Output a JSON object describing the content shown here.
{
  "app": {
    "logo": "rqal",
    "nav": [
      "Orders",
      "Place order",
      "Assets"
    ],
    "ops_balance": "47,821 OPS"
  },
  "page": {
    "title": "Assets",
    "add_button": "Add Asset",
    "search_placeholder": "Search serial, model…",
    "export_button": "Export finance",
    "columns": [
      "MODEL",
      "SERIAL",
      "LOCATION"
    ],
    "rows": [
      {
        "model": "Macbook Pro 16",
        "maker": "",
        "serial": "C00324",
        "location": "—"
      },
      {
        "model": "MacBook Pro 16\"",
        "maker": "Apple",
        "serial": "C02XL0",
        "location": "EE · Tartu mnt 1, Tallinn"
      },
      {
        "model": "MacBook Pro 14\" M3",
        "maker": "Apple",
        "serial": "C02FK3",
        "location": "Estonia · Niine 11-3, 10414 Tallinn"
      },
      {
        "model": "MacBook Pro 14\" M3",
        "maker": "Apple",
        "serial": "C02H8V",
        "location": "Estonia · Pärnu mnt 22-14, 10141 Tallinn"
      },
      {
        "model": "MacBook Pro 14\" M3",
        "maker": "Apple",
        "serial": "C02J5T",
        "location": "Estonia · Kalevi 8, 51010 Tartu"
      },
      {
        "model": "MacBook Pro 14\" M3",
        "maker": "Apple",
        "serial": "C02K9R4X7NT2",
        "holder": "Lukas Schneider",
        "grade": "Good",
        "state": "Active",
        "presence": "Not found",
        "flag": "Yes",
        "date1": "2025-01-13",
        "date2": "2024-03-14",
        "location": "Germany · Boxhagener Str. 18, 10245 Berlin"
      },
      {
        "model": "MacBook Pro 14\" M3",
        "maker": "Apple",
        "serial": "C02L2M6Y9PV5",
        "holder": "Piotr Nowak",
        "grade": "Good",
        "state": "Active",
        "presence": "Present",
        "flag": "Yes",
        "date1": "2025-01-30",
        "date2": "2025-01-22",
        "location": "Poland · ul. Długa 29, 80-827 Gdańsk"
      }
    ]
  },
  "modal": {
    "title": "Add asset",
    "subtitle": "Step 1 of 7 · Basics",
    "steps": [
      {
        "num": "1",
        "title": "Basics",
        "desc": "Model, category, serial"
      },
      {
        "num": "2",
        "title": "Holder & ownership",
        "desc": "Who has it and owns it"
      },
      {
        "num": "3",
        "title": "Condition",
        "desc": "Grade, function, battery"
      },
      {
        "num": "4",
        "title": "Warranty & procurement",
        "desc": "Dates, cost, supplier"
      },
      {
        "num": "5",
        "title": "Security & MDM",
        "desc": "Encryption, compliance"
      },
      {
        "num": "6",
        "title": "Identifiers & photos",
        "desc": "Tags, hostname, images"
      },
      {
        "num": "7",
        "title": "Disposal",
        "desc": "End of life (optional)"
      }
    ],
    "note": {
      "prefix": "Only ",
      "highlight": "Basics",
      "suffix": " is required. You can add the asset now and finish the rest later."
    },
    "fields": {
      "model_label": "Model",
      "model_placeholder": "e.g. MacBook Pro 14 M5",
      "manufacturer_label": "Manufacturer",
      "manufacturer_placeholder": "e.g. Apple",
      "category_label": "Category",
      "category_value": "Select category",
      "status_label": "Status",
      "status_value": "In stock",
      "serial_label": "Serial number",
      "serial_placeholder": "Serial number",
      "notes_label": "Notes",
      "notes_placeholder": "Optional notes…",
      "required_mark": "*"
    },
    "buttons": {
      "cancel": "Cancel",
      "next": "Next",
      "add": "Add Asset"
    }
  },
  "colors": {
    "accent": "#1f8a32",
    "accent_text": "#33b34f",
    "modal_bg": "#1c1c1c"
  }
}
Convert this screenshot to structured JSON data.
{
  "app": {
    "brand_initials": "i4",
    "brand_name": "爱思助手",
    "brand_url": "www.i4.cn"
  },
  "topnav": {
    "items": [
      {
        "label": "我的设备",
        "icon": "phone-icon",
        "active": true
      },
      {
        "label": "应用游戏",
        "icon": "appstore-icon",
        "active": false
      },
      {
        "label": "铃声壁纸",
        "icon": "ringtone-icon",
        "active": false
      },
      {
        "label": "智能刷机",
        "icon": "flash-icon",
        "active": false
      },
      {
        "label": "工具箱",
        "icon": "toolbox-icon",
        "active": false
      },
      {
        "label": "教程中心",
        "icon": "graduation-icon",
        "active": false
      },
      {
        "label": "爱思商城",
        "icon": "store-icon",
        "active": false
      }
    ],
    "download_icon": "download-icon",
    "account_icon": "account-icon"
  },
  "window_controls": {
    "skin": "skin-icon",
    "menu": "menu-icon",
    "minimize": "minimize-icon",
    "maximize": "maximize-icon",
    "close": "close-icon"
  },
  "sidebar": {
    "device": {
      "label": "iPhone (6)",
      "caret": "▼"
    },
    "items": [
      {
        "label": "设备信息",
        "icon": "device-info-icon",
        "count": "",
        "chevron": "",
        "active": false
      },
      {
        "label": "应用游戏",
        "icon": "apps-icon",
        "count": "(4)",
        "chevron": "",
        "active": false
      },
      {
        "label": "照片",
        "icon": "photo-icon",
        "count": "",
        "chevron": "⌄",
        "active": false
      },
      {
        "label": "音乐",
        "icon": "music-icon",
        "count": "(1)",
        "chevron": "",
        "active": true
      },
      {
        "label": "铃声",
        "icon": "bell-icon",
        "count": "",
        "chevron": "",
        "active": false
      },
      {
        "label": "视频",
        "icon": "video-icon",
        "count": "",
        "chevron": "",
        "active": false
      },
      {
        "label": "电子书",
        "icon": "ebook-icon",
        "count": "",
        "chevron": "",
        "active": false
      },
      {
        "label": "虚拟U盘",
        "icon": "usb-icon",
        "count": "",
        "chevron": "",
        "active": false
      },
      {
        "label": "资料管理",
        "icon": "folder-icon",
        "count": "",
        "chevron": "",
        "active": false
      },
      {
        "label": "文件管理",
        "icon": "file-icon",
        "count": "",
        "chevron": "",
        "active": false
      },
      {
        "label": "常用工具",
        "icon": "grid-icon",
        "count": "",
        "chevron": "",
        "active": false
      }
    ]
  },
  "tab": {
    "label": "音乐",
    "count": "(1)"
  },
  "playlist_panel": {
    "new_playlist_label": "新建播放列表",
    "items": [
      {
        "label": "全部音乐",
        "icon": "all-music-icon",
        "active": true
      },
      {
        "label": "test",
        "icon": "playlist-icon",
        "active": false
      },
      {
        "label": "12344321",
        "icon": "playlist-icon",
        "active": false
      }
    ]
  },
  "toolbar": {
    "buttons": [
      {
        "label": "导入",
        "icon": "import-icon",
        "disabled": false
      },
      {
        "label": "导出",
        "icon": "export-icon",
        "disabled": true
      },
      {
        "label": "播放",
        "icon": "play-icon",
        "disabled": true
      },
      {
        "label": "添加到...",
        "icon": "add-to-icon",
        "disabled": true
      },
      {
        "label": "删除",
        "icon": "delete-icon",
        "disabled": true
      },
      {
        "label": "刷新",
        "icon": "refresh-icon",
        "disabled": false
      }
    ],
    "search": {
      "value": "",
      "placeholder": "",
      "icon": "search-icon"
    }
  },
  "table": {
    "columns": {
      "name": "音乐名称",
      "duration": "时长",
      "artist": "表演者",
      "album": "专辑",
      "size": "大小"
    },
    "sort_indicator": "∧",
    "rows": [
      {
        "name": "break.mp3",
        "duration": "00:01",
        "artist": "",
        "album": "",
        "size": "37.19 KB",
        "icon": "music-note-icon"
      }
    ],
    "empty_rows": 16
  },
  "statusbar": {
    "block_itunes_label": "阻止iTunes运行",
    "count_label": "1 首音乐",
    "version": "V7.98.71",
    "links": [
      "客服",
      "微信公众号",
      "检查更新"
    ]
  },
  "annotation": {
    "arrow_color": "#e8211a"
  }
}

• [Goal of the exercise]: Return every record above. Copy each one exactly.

• [Output of the exercise]:
Output a JSON object describing the content shown here.
{
  "app": {
    "logo": "rqal",
    "nav": [
      "Orders",
      "Place order",
      "Assets"
    ],
    "ops_balance": "47,821 OPS"
  },
  "page": {
    "title": "Assets",
    "add_button": "Add Asset",
    "search_placeholder": "Search serial, model…",
    "export_button": "Export finance",
    "columns": [
      "MODEL",
      "SERIAL",
      "LOCATION"
    ],
    "rows": [
      {
        "model": "Macbook Pro 16",
        "maker": "",
        "serial": "C00324",
        "location": "—"
      },
      {
        "model": "MacBook Pro 16\"",
        "maker": "Apple",
        "serial": "C02XL0",
        "location": "EE · Tartu mnt 1, Tallinn"
      },
      {
        "model": "MacBook Pro 14\" M3",
        "maker": "Apple",
        "serial": "C02FK3",
        "location": "Estonia · Niine 11-3, 10414 Tallinn"
      },
      {
        "model": "MacBook Pro 14\" M3",
        "maker": "Apple",
        "serial": "C02H8V",
        "location": "Estonia · Pärnu mnt 22-14, 10141 Tallinn"
      },
      {
        "model": "MacBook Pro 14\" M3",
        "maker": "Apple",
        "serial": "C02J5T",
        "location": "Estonia · Kalevi 8, 51010 Tartu"
      },
      {
        "model": "MacBook Pro 14\" M3",
        "maker": "Apple",
        "serial": "C02K9R4X7NT2",
        "holder": "Lukas Schneider",
        "grade": "Good",
        "state": "Active",
        "presence": "Not found",
        "flag": "Yes",
        "date1": "2025-01-13",
        "date2": "2024-03-14",
        "location": "Germany · Boxhagener Str. 18, 10245 Berlin"
      },
      {
        "model": "MacBook Pro 14\" M3",
        "maker": "Apple",
        "serial": "C02L2M6Y9PV5",
        "holder": "Piotr Nowak",
        "grade": "Good",
        "state": "Active",
        "presence": "Present",
        "flag": "Yes",
        "date1": "2025-01-30",
        "date2": "2025-01-22",
        "location": "Poland · ul. Długa 29, 80-827 Gdańsk"
      }
    ]
  },
  "modal": {
    "title": "Add asset",
    "subtitle": "Step 1 of 7 · Basics",
    "steps": [
      {
        "num": "1",
        "title": "Basics",
        "desc": "Model, category, serial"
      },
      {
        "num": "2",
        "title": "Holder & ownership",
        "desc": "Who has it and owns it"
      },
      {
        "num": "3",
        "title": "Condition",
        "desc": "Grade, function, battery"
      },
      {
        "num": "4",
        "title": "Warranty & procurement",
        "desc": "Dates, cost, supplier"
      },
      {
        "num": "5",
        "title": "Security & MDM",
        "desc": "Encryption, compliance"
      },
      {
        "num": "6",
        "title": "Identifiers & photos",
        "desc": "Tags, hostname, images"
      },
      {
        "num": "7",
        "title": "Disposal",
        "desc": "End of life (optional)"
      }
    ],
    "note": {
      "prefix": "Only ",
      "highlight": "Basics",
      "suffix": " is required. You can add the asset now and finish the rest later."
    },
    "fields": {
      "model_label": "Model",
      "model_placeholder": "e.g. MacBook Pro 14 M5",
      "manufacturer_label": "Manufacturer",
      "manufacturer_placeholder": "e.g. Apple",
      "category_label": "Category",
      "category_value": "Select category",
      "status_label": "Status",
      "status_value": "In stock",
      "serial_label": "Serial number",
      "serial_placeholder": "Serial number",
      "notes_label": "Notes",
      "notes_placeholder": "Optional notes…",
      "required_mark": "*"
    },
    "buttons": {
      "cancel": "Cancel",
      "next": "Next",
      "add": "Add Asset"
    }
  },
  "colors": {
    "accent": "#1f8a32",
    "accent_text": "#33b34f",
    "modal_bg": "#1c1c1c"
  }
}
Convert this screenshot to structured JSON data.
{
  "app": {
    "brand_initials": "i4",
    "brand_name": "爱思助手",
    "brand_url": "www.i4.cn"
  },
  "topnav": {
    "items": [
      {
        "label": "我的设备",
        "icon": "phone-icon",
        "active": true
      },
      {
        "label": "应用游戏",
        "icon": "appstore-icon",
        "active": false
      },
      {
        "label": "铃声壁纸",
        "icon": "ringtone-icon",
        "active": false
      },
      {
        "label": "智能刷机",
        "icon": "flash-icon",
        "active": false
      },
      {
        "label": "工具箱",
        "icon": "toolbox-icon",
        "active": false
      },
      {
        "label": "教程中心",
        "icon": "graduation-icon",
        "active": false
      },
      {
        "label": "爱思商城",
        "icon": "store-icon",
        "active": false
      }
    ],
    "download_icon": "download-icon",
    "account_icon": "account-icon"
  },
  "window_controls": {
    "skin": "skin-icon",
    "menu": "menu-icon",
    "minimize": "minimize-icon",
    "maximize": "maximize-icon",
    "close": "close-icon"
  },
  "sidebar": {
    "device": {
      "label": "iPhone (6)",
      "caret": "▼"
    },
    "items": [
      {
        "label": "设备信息",
        "icon": "device-info-icon",
        "count": "",
        "chevron": "",
        "active": false
      },
      {
        "label": "应用游戏",
        "icon": "apps-icon",
        "count": "(4)",
        "chevron": "",
        "active": false
      },
      {
        "label": "照片",
        "icon": "photo-icon",
        "count": "",
        "chevron": "⌄",
        "active": false
      },
      {
        "label": "音乐",
        "icon": "music-icon",
        "count": "(1)",
        "chevron": "",
        "active": true
      },
      {
        "label": "铃声",
        "icon": "bell-icon",
        "count": "",
        "chevron": "",
        "active": false
      },
      {
        "label": "视频",
        "icon": "video-icon",
        "count": "",
        "chevron": "",
        "active": false
      },
      {
        "label": "电子书",
        "icon": "ebook-icon",
        "count": "",
        "chevron": "",
        "active": false
      },
      {
        "label": "虚拟U盘",
        "icon": "usb-icon",
        "count": "",
        "chevron": "",
        "active": false
      },
      {
        "label": "资料管理",
        "icon": "folder-icon",
        "count": "",
        "chevron": "",
        "active": false
      },
      {
        "label": "文件管理",
        "icon": "file-icon",
        "count": "",
        "chevron": "",
        "active": false
      },
      {
        "label": "常用工具",
        "icon": "grid-icon",
        "count": "",
        "chevron": "",
        "active": false
      }
    ]
  },
  "tab": {
    "label": "音乐",
    "count": "(1)"
  },
  "playlist_panel": {
    "new_playlist_label": "新建播放列表",
    "items": [
      {
        "label": "全部音乐",
        "icon": "all-music-icon",
        "active": true
      },
      {
        "label": "test",
        "icon": "playlist-icon",
        "active": false
      },
      {
        "label": "12344321",
        "icon": "playlist-icon",
        "active": false
      }
    ]
  },
  "toolbar": {
    "buttons": [
      {
        "label": "导入",
        "icon": "import-icon",
        "disabled": false
      },
      {
        "label": "导出",
        "icon": "export-icon",
        "disabled": true
      },
      {
        "label": "播放",
        "icon": "play-icon",
        "disabled": true
      },
      {
        "label": "添加到...",
        "icon": "add-to-icon",
        "disabled": true
      },
      {
        "label": "删除",
        "icon": "delete-icon",
        "disabled": true
      },
      {
        "label": "刷新",
        "icon": "refresh-icon",
        "disabled": false
      }
    ],
    "search": {
      "value": "",
      "placeholder": "",
      "icon": "search-icon"
    }
  },
  "table": {
    "columns": {
      "name": "音乐名称",
      "duration": "时长",
      "artist": "表演者",
      "album": "专辑",
      "size": "大小"
    },
    "sort_indicator": "∧",
    "rows": [
      {
        "name": "break.mp3",
        "duration": "00:01",
        "artist": "",
        "album": "",
        "size": "37.19 KB",
        "icon": "music-note-icon"
      }
    ],
    "empty_rows": 16
  },
  "statusbar": {
    "block_itunes_label": "阻止iTunes运行",
    "count_label": "1 首音乐",
    "version": "V7.98.71",
    "links": [
      "客服",
      "微信公众号",
      "检查更新"
    ]
  },
  "annotation": {
    "arrow_color": "#e8211a"
  }
}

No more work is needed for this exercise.